Last year marked 40 years since the first HIV diagnosis and the start of the HIV pandemic. Much has changed in this time: HIV is now a manageable, chronic illness, and people with HIV have the same life expectancy as those without HIV. There are highly effective and tolerable daily medications which manage the virus, and preventatives that can be taken to decrease the chance of HIV acquisition.
Below we’ll outline some of the key terms in management and prevention of HIV that have led Australia to having a 48% decrease in HIV notifications since 2010.
HIV and AIDS
Human Immonodeficiency Virus (HIV) is a virus that affects the immune system of the body. Over time, if HIV is not managed, you can develop severe immune deficiency - meaning your body can no longer defend itself against illnesses. This late stage of HIV infection is called AIDS - Acquired Immunodeficiency Syndrome. Like many STIs and Blood Borne Viruses, HIV can be spread through bodily fluids such as blood, semen, vaginal fluid and breast milk. You can prevent HIV infection by:
- Using condoms, dental dams and water-based lubricants during sex
- Using sterile equipment (that is not shared) for any injecting, tattooing or piercing practices
TasP – Treatment as Prevention
- There is ZERO risk of sexual transmission from someone on HIV treatment with an undetectable viral load.
- Once someone starts on HIV treatment – known as Anti-Retroviral Treatment (ART) – it can take 3 – 6 months for the amount of virus in their blood to be undetectable when tested.
- Once a person’s virus is undetectable or they are virally suppressed they cannot pass HIV onto to anyone else.
- There is now long-acting injectables available for HIV treatment, meaning rather than a pill(s) a day, people can opt for one injection every two months.
U = U – Undetectable Equals Untransmissible
The U=U Consensus statement was endorsed by Living Positive Victoria which outlined:
A person living with HIV who is on treatment and has an undetectable viral load cannot sexually transmit HIV.
- Based on research from studies around the world including HIV Prevention Trial Network (HPTN 052), Opposites Attract, the Swiss Statement and the PARTNER study sero-discordant couples in heterosexual and same-sex relationships did not transmit the virus to their partners if the HIV positive partner had a undetectable viral load.
- The official cut-off point for an undetectable viral load as defined by the WHO ranges from <50 copies/ml in high income countries to <1,000 copies/ml in low to middle-income countries.
- In Australia an undetectable viral load is defined as under <200 copies/ml, which is also the measurement for viral suppression.
PEP – Post Exposure Prophylaxis
- PEP (Post-Exposure Prophylaxis) is a month-long course of anti-HIV (ART) drugs that may prevent HIV infection after a possible exposure

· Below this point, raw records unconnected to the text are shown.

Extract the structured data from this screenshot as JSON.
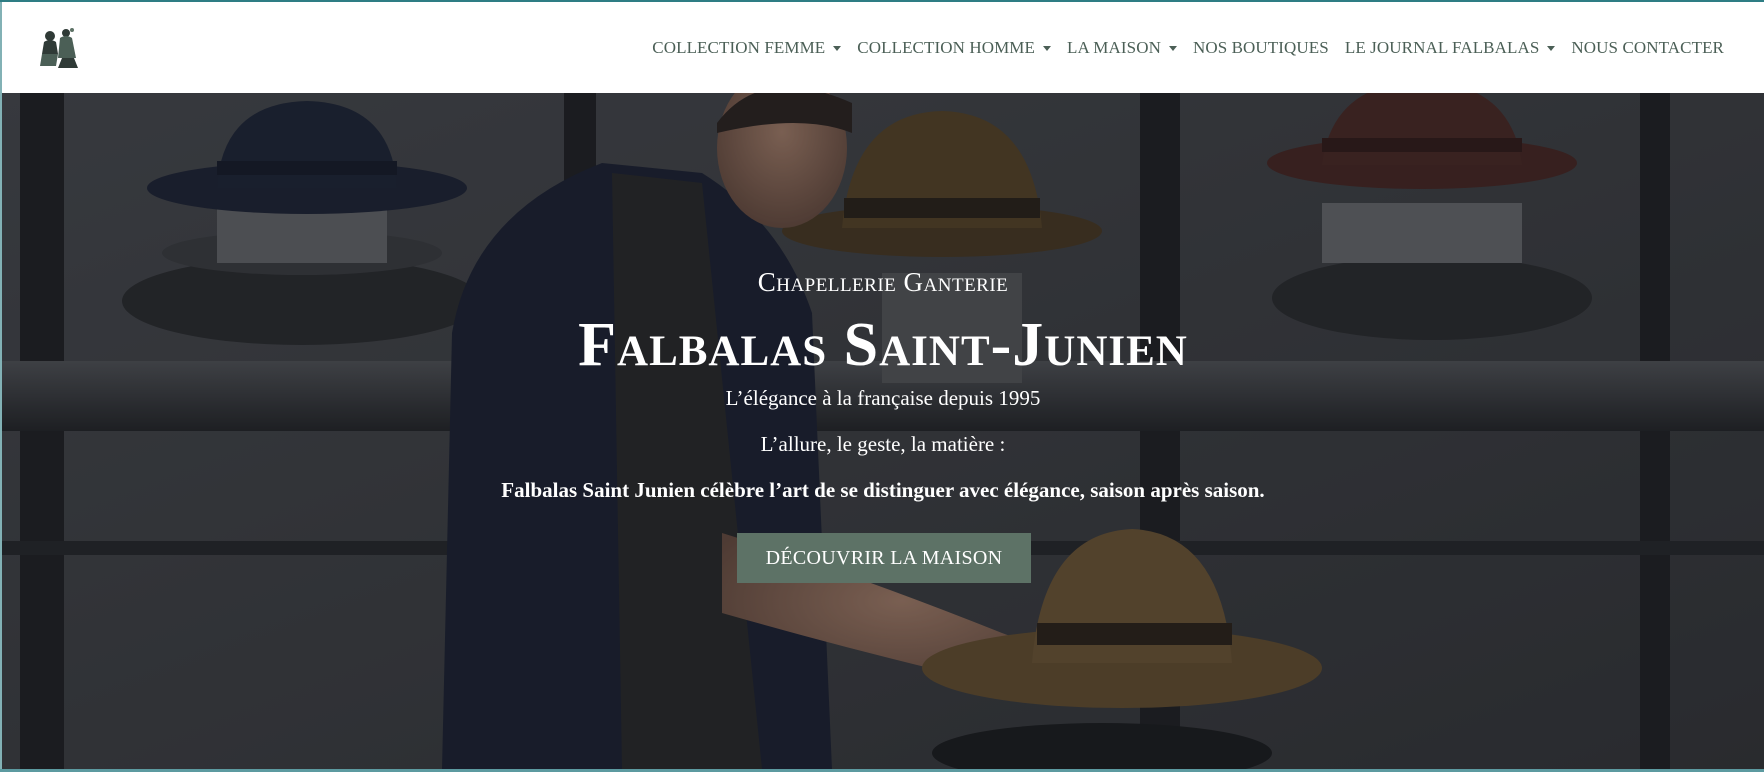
{
  "brand": {
    "logo_icon": "boutique-figure-logo-icon"
  },
  "nav": {
    "items": [
      {
        "label": "COLLECTION FEMME",
        "has_dropdown": true
      },
      {
        "label": "COLLECTION HOMME",
        "has_dropdown": true
      },
      {
        "label": "LA MAISON",
        "has_dropdown": true
      },
      {
        "label": "NOS BOUTIQUES",
        "has_dropdown": false
      },
      {
        "label": "LE JOURNAL FALBALAS",
        "has_dropdown": true
      },
      {
        "label": "NOUS CONTACTER",
        "has_dropdown": false
      }
    ]
  },
  "hero": {
    "eyebrow": "Chapellerie Ganterie",
    "title": "Falbalas Saint-Junien",
    "tagline": "L’élégance à la française depuis 1995",
    "lead": "L’allure, le geste, la matière :",
    "lead_bold": "Falbalas Saint Junien célèbre l’art de se distinguer avec élégance, saison après saison.",
    "cta_label": "DÉCOUVRIR LA MAISON"
  },
  "colors": {
    "nav_text": "#4b5f56",
    "cta_bg": "#5d7266",
    "accent_frame": "#2e7d84"
  }
}
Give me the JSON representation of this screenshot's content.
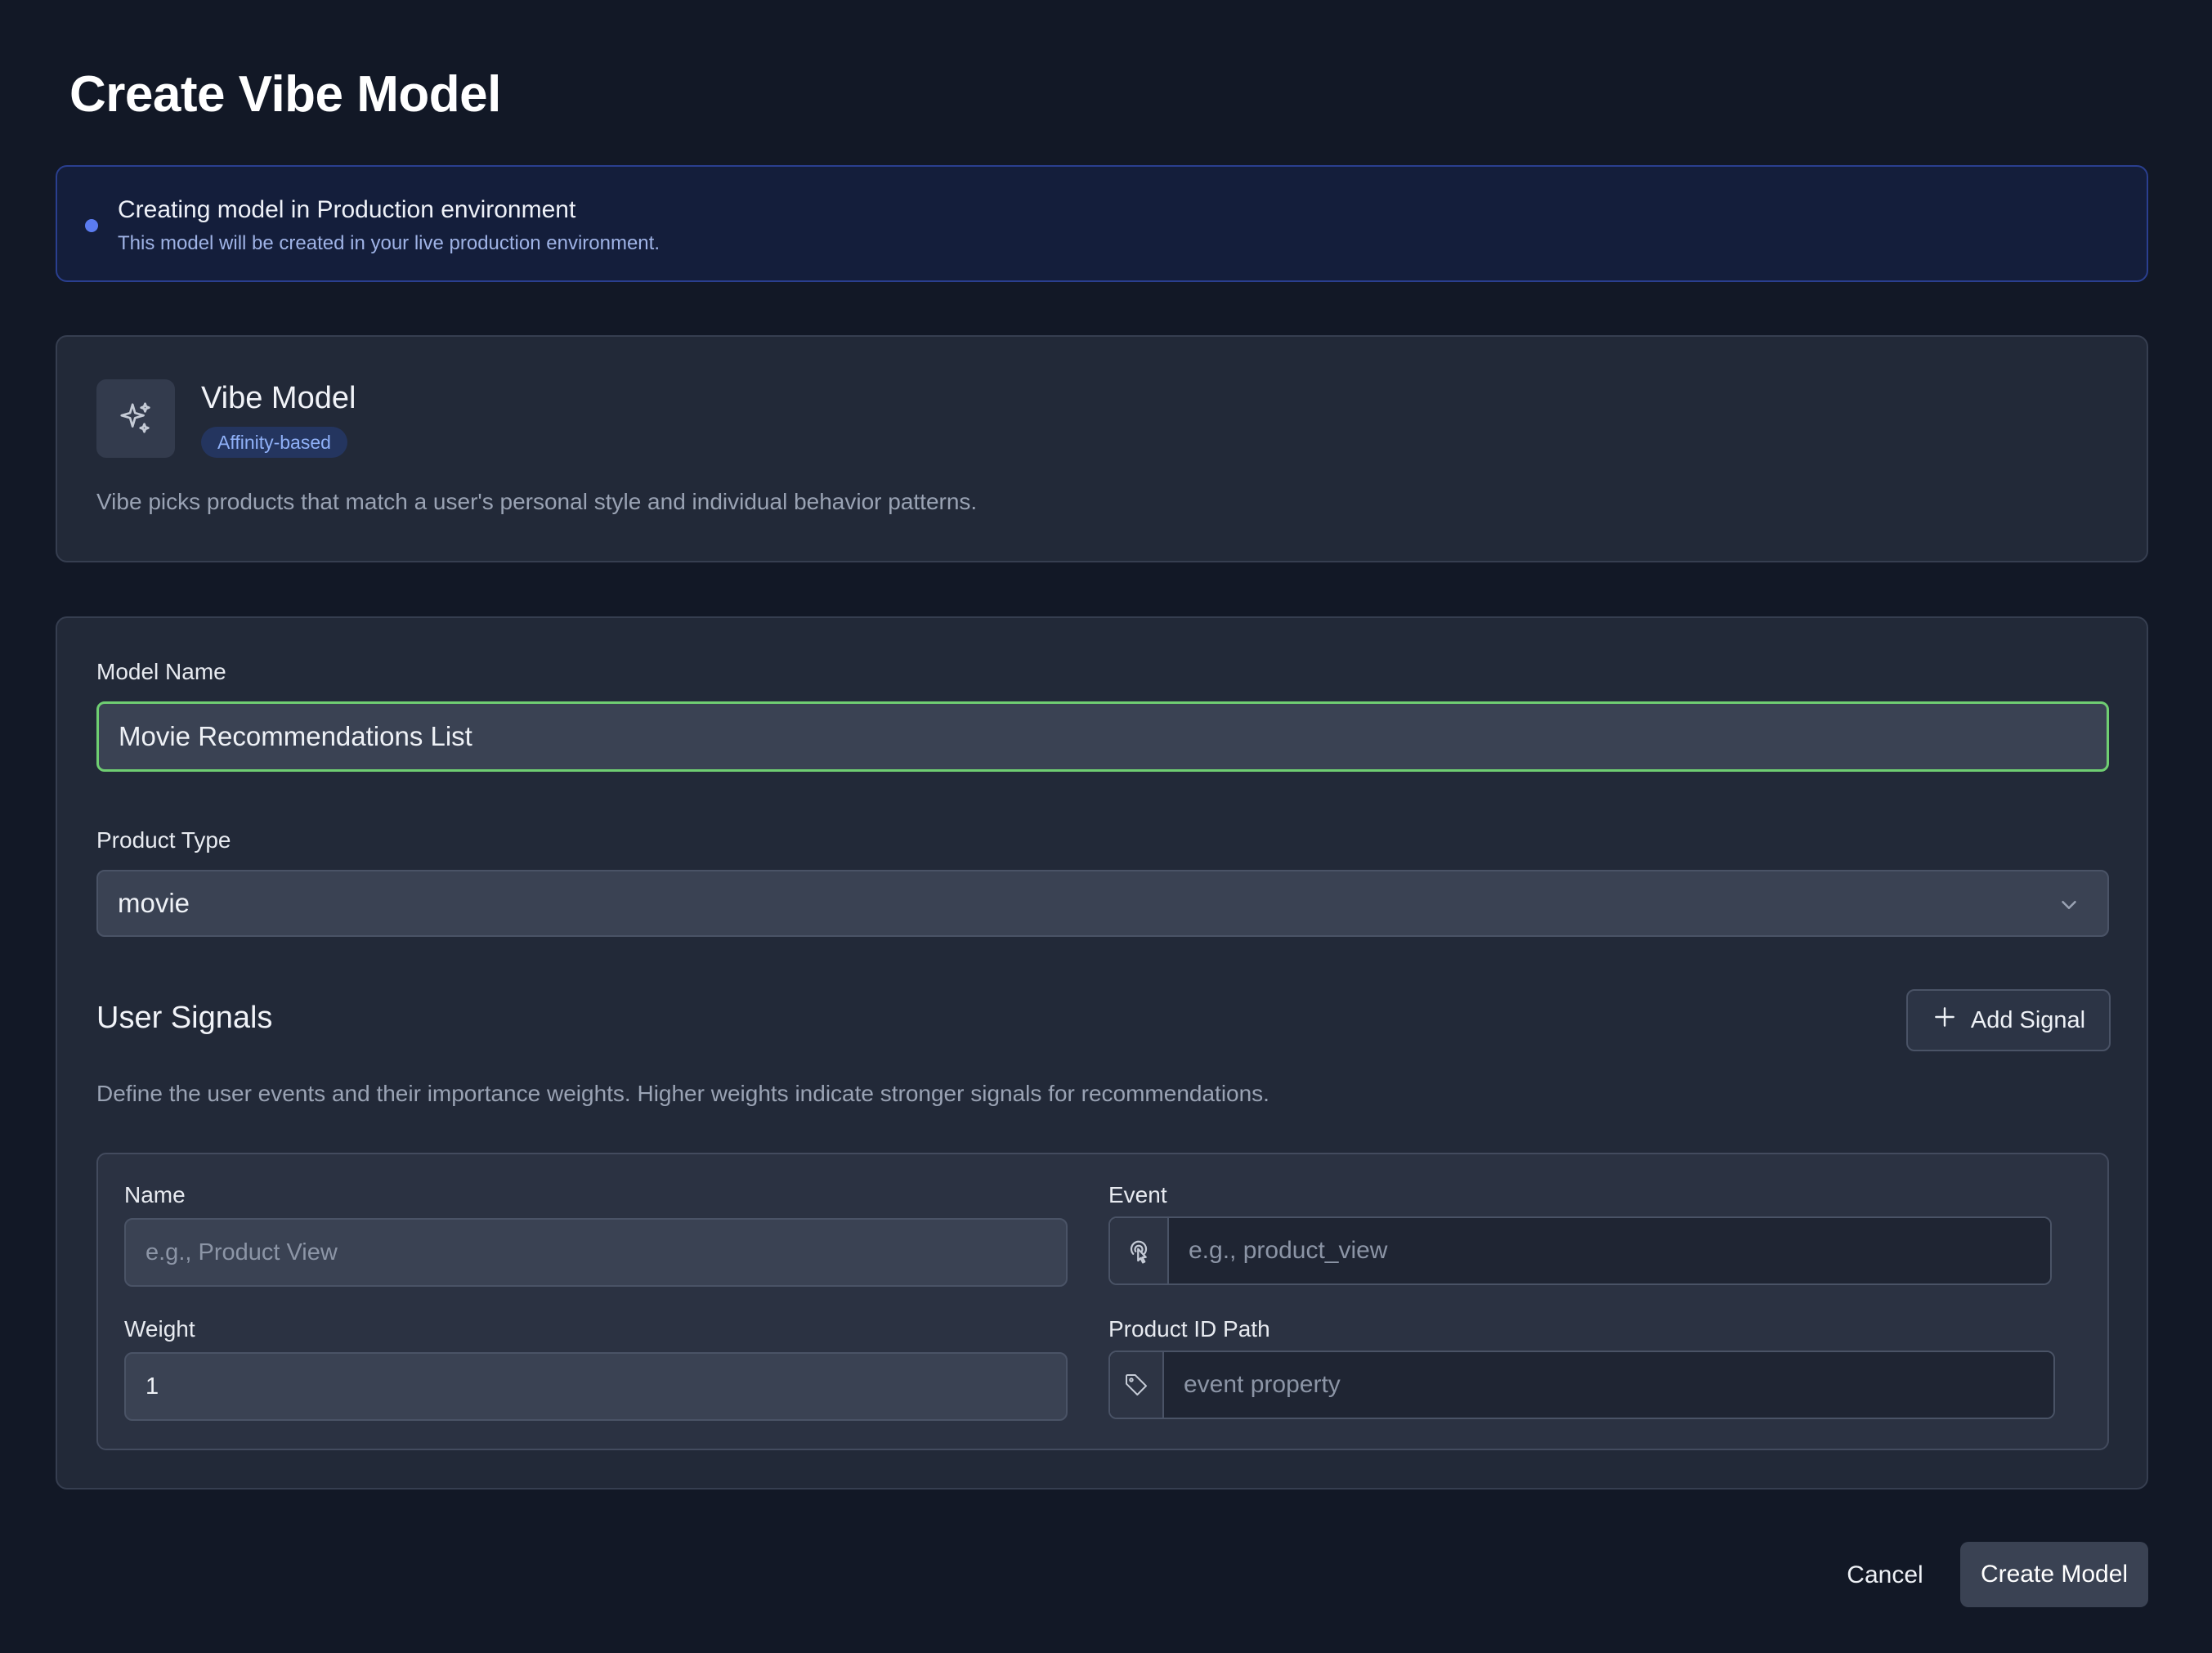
{
  "page": {
    "title": "Create Vibe Model"
  },
  "environment": {
    "title": "Creating model in Production environment",
    "subtitle": "This model will be created in your live production environment."
  },
  "model": {
    "icon": "sparkles-icon",
    "name": "Vibe Model",
    "badge": "Affinity-based",
    "description": "Vibe picks products that match a user's personal style and individual behavior patterns."
  },
  "form": {
    "model_name_label": "Model Name",
    "model_name_value": "Movie Recommendations List",
    "product_type_label": "Product Type",
    "product_type_value": "movie"
  },
  "signals": {
    "title": "User Signals",
    "add_label": "Add Signal",
    "description": "Define the user events and their importance weights. Higher weights indicate stronger signals for recommendations.",
    "name_label": "Name",
    "name_placeholder": "e.g., Product View",
    "event_label": "Event",
    "event_placeholder": "e.g., product_view",
    "weight_label": "Weight",
    "weight_value": "1",
    "product_id_label": "Product ID Path",
    "product_id_placeholder": "event property"
  },
  "footer": {
    "cancel_label": "Cancel",
    "create_label": "Create Model"
  },
  "colors": {
    "background": "#121826",
    "accent_blue": "#5b7cf0",
    "focus_green": "#6fce72"
  }
}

- The sooner someone starts PEP the better. It is most effective when started within 24 hours, but it must be started within 72 hours after a possible exposure to HIV.
- It takes a few days for HIV to become established in the body following exposure. PEP drugs given in this time may help the body’s immune system to stop the virus from replicating (multiplying) in the infected cells of the body. The cells that may originally have become infected would then die naturally within a short period of time without producing more copies of HIV.
- Studies estimate that PEP reduces HIV transmission by 81%.
PrEP – Pre-Exposure Prophylaxis
- The use of HIV medication by people at risk of HIV to prevent HIV infection before a possible exposure
- By taking PrEP, people who are HIV-negative (meaning they do not have HIV) can reduce the risk of getting HIV by 99%
- PrEP is a combination of two medications, tenofovir plus emtricitabine, that comes in a single tablet. PrEP works by preventing HIV from replicating in the body. After contact with the virus, the tenofovir and emtricitabine block the enzyme needed by the virus to replicate.
- PrEP can be taken daily, periodically or on-demand
- PrEP is only effective in preventing HIV and does not provide any protection against other STIs.
These advances have only been made possible through community-led action, advocacy and activism, peer to peer services, education and support, harm reduction strategies and scientific and medical breakthroughs. It is important to recognise the lives lost to HIV/AIDS and the unbelievable struggles the LGBTQ+ community faced in accessing care; we honour those generations and thank them for their work.
HIV transmission in Australia 2021, AFAO